Of the things we need to worry about in the Pacific Northwest, the cost of electricity isn’t one of them. We are ground zero for the deregulation of wholesale electricity prices and our region enjoys the lowest in the country.
Of course, our electric bills could be even lower. Oregon’s renewable portfolio standards have imposed nontrivial costs on ratepayers, but our power prices still remain lower than other states that lack such misguided policies.
Something remarkable happened in British Columbia this week that will help guarantee an oversupply of electricity into our grid. The Horgan government approved completion of the Site C dam on the Peace River. This is probably the biggest economic development that will affect the Oregon economy that you’ve likely never heard of.
At more than $10 billion dollars, this mega project is actually a boondoggle for British Columbia. Our northern neighbors are spending way too much money to build more power than they actually need. The plan is to pay for this project by exporting the electricity to the United States until the BC economy actually needs this additional 5,100 gigawatt hours of voltage a year.
Their overestimation of our future grid’s prices in what’s called the Mid-Columbia market means BC Hydro will be selling at a loss, forcing BC ratepayers to make up the difference as they put further downward pressure on our energy costs. This will be bad for British Columbians, but it will be a blessing for Oregon industry and households.
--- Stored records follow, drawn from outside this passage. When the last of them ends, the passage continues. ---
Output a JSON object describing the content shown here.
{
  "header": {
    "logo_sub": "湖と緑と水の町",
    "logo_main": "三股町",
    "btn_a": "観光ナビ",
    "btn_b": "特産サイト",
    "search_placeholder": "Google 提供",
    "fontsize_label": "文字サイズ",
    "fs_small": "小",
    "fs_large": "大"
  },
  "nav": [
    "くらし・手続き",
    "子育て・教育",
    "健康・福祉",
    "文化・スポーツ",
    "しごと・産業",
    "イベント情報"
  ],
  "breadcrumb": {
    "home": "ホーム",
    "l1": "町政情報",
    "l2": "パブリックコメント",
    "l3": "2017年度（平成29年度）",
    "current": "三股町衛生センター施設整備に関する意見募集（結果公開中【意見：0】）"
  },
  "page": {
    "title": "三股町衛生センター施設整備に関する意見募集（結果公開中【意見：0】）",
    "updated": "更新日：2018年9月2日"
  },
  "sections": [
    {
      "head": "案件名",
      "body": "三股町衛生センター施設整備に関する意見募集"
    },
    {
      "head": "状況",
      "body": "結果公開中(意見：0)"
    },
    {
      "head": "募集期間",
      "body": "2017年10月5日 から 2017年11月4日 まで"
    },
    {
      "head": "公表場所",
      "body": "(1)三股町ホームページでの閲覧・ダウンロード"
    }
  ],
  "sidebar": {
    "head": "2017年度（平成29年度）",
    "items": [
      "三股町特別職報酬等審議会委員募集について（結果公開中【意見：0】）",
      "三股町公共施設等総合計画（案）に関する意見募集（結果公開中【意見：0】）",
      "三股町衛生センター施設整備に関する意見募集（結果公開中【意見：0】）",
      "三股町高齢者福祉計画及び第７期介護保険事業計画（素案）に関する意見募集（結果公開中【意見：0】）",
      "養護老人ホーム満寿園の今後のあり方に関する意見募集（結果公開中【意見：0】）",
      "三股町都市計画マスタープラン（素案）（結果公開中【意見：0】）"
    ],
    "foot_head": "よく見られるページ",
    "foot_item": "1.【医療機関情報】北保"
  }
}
Eric Shierman lives in Salem and is the author of A Brief History of Political Cultural Change.